Tom looked stricken. Even she didn’t remember so he certainly wasn’t likely to.
She ran a hand through her expertly cut bob and went on, ‘We’re not having any fun now, Tom. And material possessions aren’t making either of us happy, are they?’
Nicole waved her hand around the Smallbone kitchen which once represented her idea of happiness. She remembered the line in the company’s advertisement which had attracted her – “A Kitchen for Life”. Hmm, pity they couldn’t offer a marriage for life!
‘Please, Nicole, let’s not rush into anything. I can understand that you’re hurt and angry but that’s not the time to make major decisions. How about a trial separation? To give you time to see what you really want? I know I don’t want to lose you but I’m happy to give you space, if that’s what you want.’ Tom’s eyes pleaded with her from the other side of the table.
Nicole thought for a moment. Perhaps they both needed time to think. ‘Okay, I’ll agree to a separation, let’s say six months.’ She noticed the hope flicker in his eyes. ‘But I’m not promising there’ll be no divorce. I still feel that’s the way to go. But I can’t leave my job at a moment’s notice, either. So I’ll carry on for the two months left in my contract and then go. Might take a sabbatical to keep my options open. And I want you to move out. You could get a flat in the city.’
Tom took a deep breath which was part groan.
‘Yes, if that’s what you want. Do you want me to leave today?’
She heard the despair in his voice and anger hardened her resolve.
‘Yes! It’s going to be bad enough bumping into you at work so I need to be here on my own. You can move back once I go away.’
His eyes widened. ‘Where will you go?’
‘To Spain, to see my parents. They’ll be back from their cruise by then and I can have a little time with them at the villa.’
‘Only a little time? So will you come back here afterwards?’ he asked, brightening.
Nicole shook her head. ‘No, probably to Jersey. I’m going to ask Mum for help in tracing my mother. My real mother,’ she said, her eyes unfocused.
I'm a late-comer to writing, having only started in my, ahem, middle years. (I'm assuming we'll all be living to 100 from now on, won't we?) I'd often had an 'itch' to write but was focussed on my career as a psychotherapist and bringing up three children on my own. Writing was a luxury I simply could not afford! Then a few years ago I was a reluctant entrant (pushed by my mother!) into a writing competition run by Prima magazine. They wanted a True- Life story and I won the first prize of £500 J So I decided that writing wasn't such a bad idea and wrote my first novel, Dangerous Waters, shortly after; eventually publishing it in 2012. As I'm now more or less retired as a therapist I've devoted a lot more time to writing and published my second novel, Finding Mother, in October 2013.
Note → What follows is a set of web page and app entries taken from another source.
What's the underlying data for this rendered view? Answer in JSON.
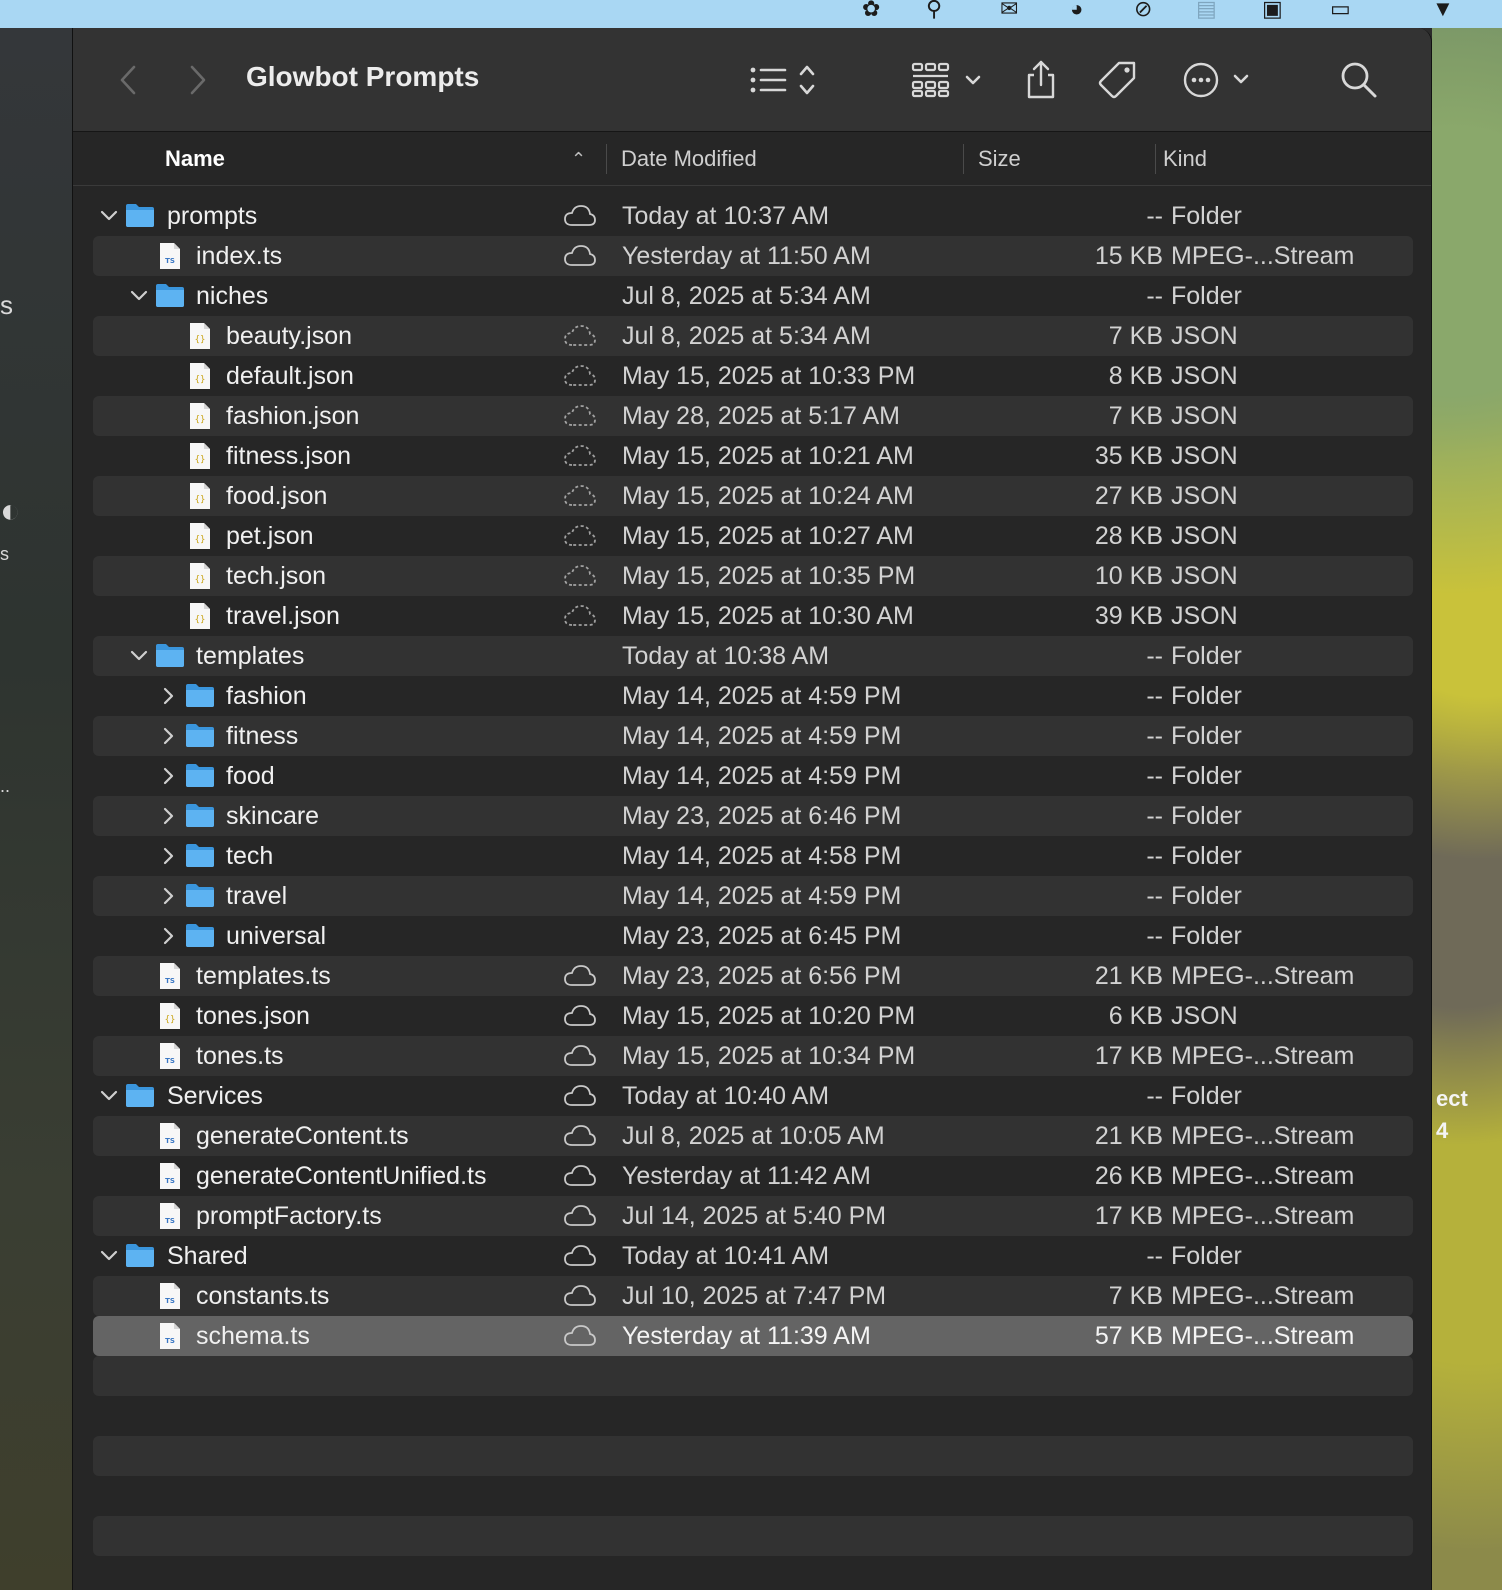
{
  "window": {
    "title": "Glowbot Prompts"
  },
  "toolbar": {
    "back": "back-chevron-icon",
    "forward": "forward-chevron-icon",
    "view_options": "list-view-icon",
    "group": "grid-group-icon",
    "share": "share-icon",
    "tags": "tag-icon",
    "more": "ellipsis-circle-icon",
    "search": "search-icon"
  },
  "columns": {
    "name": "Name",
    "date": "Date Modified",
    "size": "Size",
    "kind": "Kind"
  },
  "desktop": {
    "left_frag_1": "s",
    "left_frag_2": "s",
    "left_frag_3": "..",
    "right_frag_1": "ect",
    "right_frag_2": "4"
  },
  "colors": {
    "folder_blue": "#3f9fe6",
    "selected_row": "#646464",
    "alt_row": "#323232"
  },
  "rows": [
    {
      "name": "prompts",
      "type": "folder",
      "level": 0,
      "disclosure": "expanded",
      "cloud": "solid",
      "date": "Today at 10:37 AM",
      "size": "--",
      "kind": "Folder"
    },
    {
      "name": "index.ts",
      "type": "ts",
      "level": 1,
      "disclosure": "",
      "cloud": "solid",
      "date": "Yesterday at 11:50 AM",
      "size": "15 KB",
      "kind": "MPEG-...Stream"
    },
    {
      "name": "niches",
      "type": "folder",
      "level": 1,
      "disclosure": "expanded",
      "cloud": "",
      "date": "Jul 8, 2025 at 5:34 AM",
      "size": "--",
      "kind": "Folder"
    },
    {
      "name": "beauty.json",
      "type": "json",
      "level": 2,
      "disclosure": "",
      "cloud": "dashed",
      "date": "Jul 8, 2025 at 5:34 AM",
      "size": "7 KB",
      "kind": "JSON"
    },
    {
      "name": "default.json",
      "type": "json",
      "level": 2,
      "disclosure": "",
      "cloud": "dashed",
      "date": "May 15, 2025 at 10:33 PM",
      "size": "8 KB",
      "kind": "JSON"
    },
    {
      "name": "fashion.json",
      "type": "json",
      "level": 2,
      "disclosure": "",
      "cloud": "dashed",
      "date": "May 28, 2025 at 5:17 AM",
      "size": "7 KB",
      "kind": "JSON"
    },
    {
      "name": "fitness.json",
      "type": "json",
      "level": 2,
      "disclosure": "",
      "cloud": "dashed",
      "date": "May 15, 2025 at 10:21 AM",
      "size": "35 KB",
      "kind": "JSON"
    },
    {
      "name": "food.json",
      "type": "json",
      "level": 2,
      "disclosure": "",
      "cloud": "dashed",
      "date": "May 15, 2025 at 10:24 AM",
      "size": "27 KB",
      "kind": "JSON"
    },
    {
      "name": "pet.json",
      "type": "json",
      "level": 2,
      "disclosure": "",
      "cloud": "dashed",
      "date": "May 15, 2025 at 10:27 AM",
      "size": "28 KB",
      "kind": "JSON"
    },
    {
      "name": "tech.json",
      "type": "json",
      "level": 2,
      "disclosure": "",
      "cloud": "dashed",
      "date": "May 15, 2025 at 10:35 PM",
      "size": "10 KB",
      "kind": "JSON"
    },
    {
      "name": "travel.json",
      "type": "json",
      "level": 2,
      "disclosure": "",
      "cloud": "dashed",
      "date": "May 15, 2025 at 10:30 AM",
      "size": "39 KB",
      "kind": "JSON"
    },
    {
      "name": "templates",
      "type": "folder",
      "level": 1,
      "disclosure": "expanded",
      "cloud": "",
      "date": "Today at 10:38 AM",
      "size": "--",
      "kind": "Folder"
    },
    {
      "name": "fashion",
      "type": "folder",
      "level": 2,
      "disclosure": "collapsed",
      "cloud": "",
      "date": "May 14, 2025 at 4:59 PM",
      "size": "--",
      "kind": "Folder"
    },
    {
      "name": "fitness",
      "type": "folder",
      "level": 2,
      "disclosure": "collapsed",
      "cloud": "",
      "date": "May 14, 2025 at 4:59 PM",
      "size": "--",
      "kind": "Folder"
    },
    {
      "name": "food",
      "type": "folder",
      "level": 2,
      "disclosure": "collapsed",
      "cloud": "",
      "date": "May 14, 2025 at 4:59 PM",
      "size": "--",
      "kind": "Folder"
    },
    {
      "name": "skincare",
      "type": "folder",
      "level": 2,
      "disclosure": "collapsed",
      "cloud": "",
      "date": "May 23, 2025 at 6:46 PM",
      "size": "--",
      "kind": "Folder"
    },
    {
      "name": "tech",
      "type": "folder",
      "level": 2,
      "disclosure": "collapsed",
      "cloud": "",
      "date": "May 14, 2025 at 4:58 PM",
      "size": "--",
      "kind": "Folder"
    },
    {
      "name": "travel",
      "type": "folder",
      "level": 2,
      "disclosure": "collapsed",
      "cloud": "",
      "date": "May 14, 2025 at 4:59 PM",
      "size": "--",
      "kind": "Folder"
    },
    {
      "name": "universal",
      "type": "folder",
      "level": 2,
      "disclosure": "collapsed",
      "cloud": "",
      "date": "May 23, 2025 at 6:45 PM",
      "size": "--",
      "kind": "Folder"
    },
    {
      "name": "templates.ts",
      "type": "ts",
      "level": 1,
      "disclosure": "",
      "cloud": "solid",
      "date": "May 23, 2025 at 6:56 PM",
      "size": "21 KB",
      "kind": "MPEG-...Stream"
    },
    {
      "name": "tones.json",
      "type": "json",
      "level": 1,
      "disclosure": "",
      "cloud": "solid",
      "date": "May 15, 2025 at 10:20 PM",
      "size": "6 KB",
      "kind": "JSON"
    },
    {
      "name": "tones.ts",
      "type": "ts",
      "level": 1,
      "disclosure": "",
      "cloud": "solid",
      "date": "May 15, 2025 at 10:34 PM",
      "size": "17 KB",
      "kind": "MPEG-...Stream"
    },
    {
      "name": "Services",
      "type": "folder",
      "level": 0,
      "disclosure": "expanded",
      "cloud": "solid",
      "date": "Today at 10:40 AM",
      "size": "--",
      "kind": "Folder"
    },
    {
      "name": "generateContent.ts",
      "type": "ts",
      "level": 1,
      "disclosure": "",
      "cloud": "solid",
      "date": "Jul 8, 2025 at 10:05 AM",
      "size": "21 KB",
      "kind": "MPEG-...Stream"
    },
    {
      "name": "generateContentUnified.ts",
      "type": "ts",
      "level": 1,
      "disclosure": "",
      "cloud": "solid",
      "date": "Yesterday at 11:42 AM",
      "size": "26 KB",
      "kind": "MPEG-...Stream"
    },
    {
      "name": "promptFactory.ts",
      "type": "ts",
      "level": 1,
      "disclosure": "",
      "cloud": "solid",
      "date": "Jul 14, 2025 at 5:40 PM",
      "size": "17 KB",
      "kind": "MPEG-...Stream"
    },
    {
      "name": "Shared",
      "type": "folder",
      "level": 0,
      "disclosure": "expanded",
      "cloud": "solid",
      "date": "Today at 10:41 AM",
      "size": "--",
      "kind": "Folder"
    },
    {
      "name": "constants.ts",
      "type": "ts",
      "level": 1,
      "disclosure": "",
      "cloud": "solid",
      "date": "Jul 10, 2025 at 7:47 PM",
      "size": "7 KB",
      "kind": "MPEG-...Stream"
    },
    {
      "name": "schema.ts",
      "type": "ts",
      "level": 1,
      "disclosure": "",
      "cloud": "solid",
      "date": "Yesterday at 11:39 AM",
      "size": "57 KB",
      "kind": "MPEG-...Stream",
      "selected": true
    }
  ]
}
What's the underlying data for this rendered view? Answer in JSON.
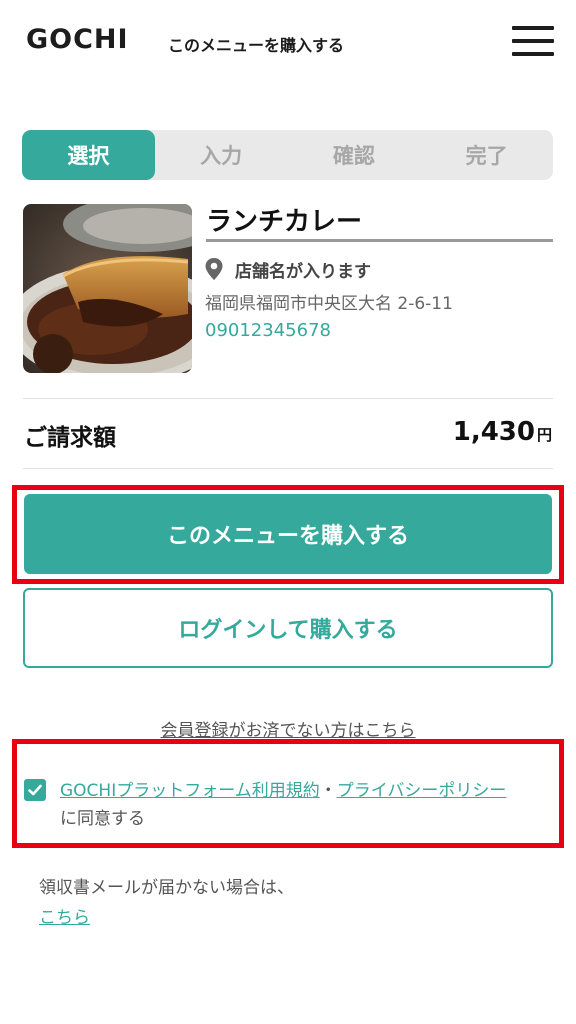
{
  "header": {
    "logo": "GOCHI",
    "title": "このメニューを購入する"
  },
  "steps": [
    {
      "label": "選択",
      "active": true
    },
    {
      "label": "入力",
      "active": false
    },
    {
      "label": "確認",
      "active": false
    },
    {
      "label": "完了",
      "active": false
    }
  ],
  "item": {
    "name": "ランチカレー",
    "shop_name": "店舗名が入ります",
    "address": "福岡県福岡市中央区大名 2-6-11",
    "phone": "09012345678"
  },
  "total": {
    "label": "ご請求額",
    "amount": "1,430",
    "currency": "円"
  },
  "buttons": {
    "buy": "このメニューを購入する",
    "login": "ログインして購入する"
  },
  "register_link": "会員登録がお済でない方はこちら",
  "agreement": {
    "checked": true,
    "terms_link": "GOCHIプラットフォーム利用規約",
    "separator": "・",
    "privacy_link": "プライバシーポリシー",
    "suffix": "に同意する"
  },
  "receipt": {
    "text": "領収書メールが届かない場合は、",
    "link": "こちら"
  },
  "colors": {
    "accent": "#35a99c",
    "highlight": "#e60012"
  }
}
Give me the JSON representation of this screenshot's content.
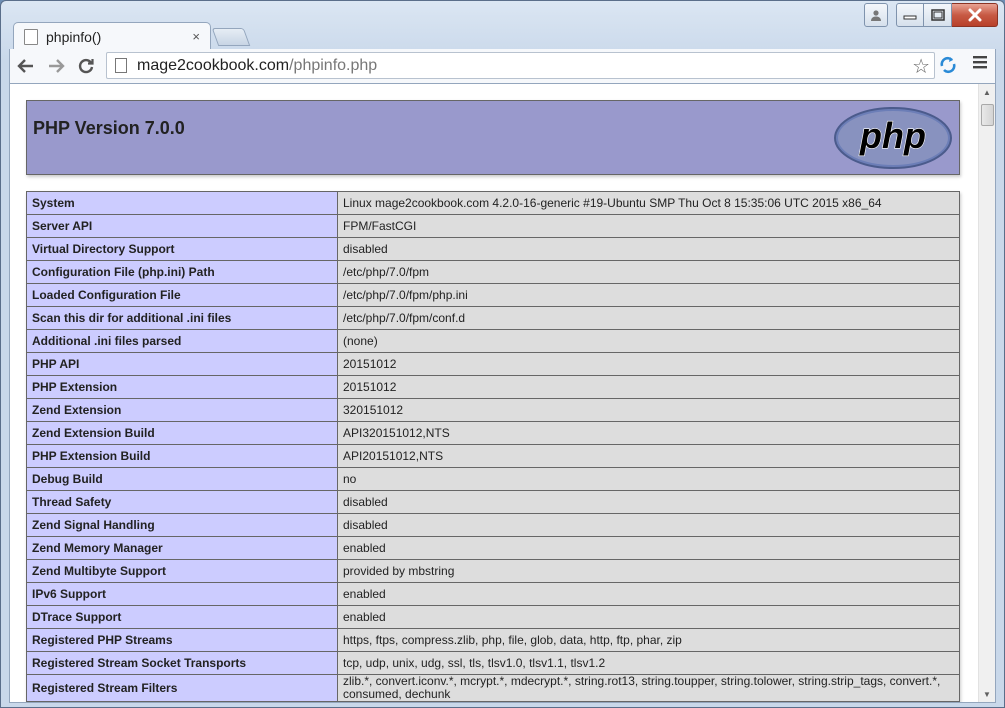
{
  "window": {
    "user_icon": "user-icon",
    "minimize_icon": "minimize-icon",
    "maximize_icon": "maximize-icon",
    "close_icon": "close-icon"
  },
  "tab": {
    "title": "phpinfo()",
    "close": "×"
  },
  "toolbar": {
    "url_host": "mage2cookbook.com",
    "url_path": "/phpinfo.php",
    "icons": [
      "back-arrow-icon",
      "forward-arrow-icon",
      "reload-icon",
      "page-icon",
      "bookmark-star-icon",
      "sync-extension-icon",
      "menu-icon"
    ]
  },
  "page": {
    "heading": "PHP Version 7.0.0",
    "logo_text": "php",
    "rows": [
      {
        "key": "System",
        "value": "Linux mage2cookbook.com 4.2.0-16-generic #19-Ubuntu SMP Thu Oct 8 15:35:06 UTC 2015 x86_64"
      },
      {
        "key": "Server API",
        "value": "FPM/FastCGI"
      },
      {
        "key": "Virtual Directory Support",
        "value": "disabled"
      },
      {
        "key": "Configuration File (php.ini) Path",
        "value": "/etc/php/7.0/fpm"
      },
      {
        "key": "Loaded Configuration File",
        "value": "/etc/php/7.0/fpm/php.ini"
      },
      {
        "key": "Scan this dir for additional .ini files",
        "value": "/etc/php/7.0/fpm/conf.d"
      },
      {
        "key": "Additional .ini files parsed",
        "value": "(none)"
      },
      {
        "key": "PHP API",
        "value": "20151012"
      },
      {
        "key": "PHP Extension",
        "value": "20151012"
      },
      {
        "key": "Zend Extension",
        "value": "320151012"
      },
      {
        "key": "Zend Extension Build",
        "value": "API320151012,NTS"
      },
      {
        "key": "PHP Extension Build",
        "value": "API20151012,NTS"
      },
      {
        "key": "Debug Build",
        "value": "no"
      },
      {
        "key": "Thread Safety",
        "value": "disabled"
      },
      {
        "key": "Zend Signal Handling",
        "value": "disabled"
      },
      {
        "key": "Zend Memory Manager",
        "value": "enabled"
      },
      {
        "key": "Zend Multibyte Support",
        "value": "provided by mbstring"
      },
      {
        "key": "IPv6 Support",
        "value": "enabled"
      },
      {
        "key": "DTrace Support",
        "value": "enabled"
      },
      {
        "key": "Registered PHP Streams",
        "value": "https, ftps, compress.zlib, php, file, glob, data, http, ftp, phar, zip"
      },
      {
        "key": "Registered Stream Socket Transports",
        "value": "tcp, udp, unix, udg, ssl, tls, tlsv1.0, tlsv1.1, tlsv1.2"
      },
      {
        "key": "Registered Stream Filters",
        "value": "zlib.*, convert.iconv.*, mcrypt.*, mdecrypt.*, string.rot13, string.toupper, string.tolower, string.strip_tags, convert.*, consumed, dechunk"
      }
    ]
  }
}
A restless soul, I have moved around the country quite a bit, as far north as Scotland and south to Guernsey in the Channel Islands. I've learnt that the sea must be part of my soul and am happiest when living near it. I now live in Devon to be near my daughter and grandchildren so I have the best of both worlds. As a family we lived in Guernsey for many happy years and I left one son behind as a valid excuse for frequent return visits. My other son's based in London so great for when I need some cultureJ
Am happiest in warmer climes, however, and lived in Spain for a few years. My ideal would be to spend part of the English winter somewhere warm, possibly Spain, so that I can recharge my body and soul. So, if and when I write that bestseller…!
The giveaway on this tour is overall of two paperback copies of Dangerous Waters OR 2 ecopies for International entrants.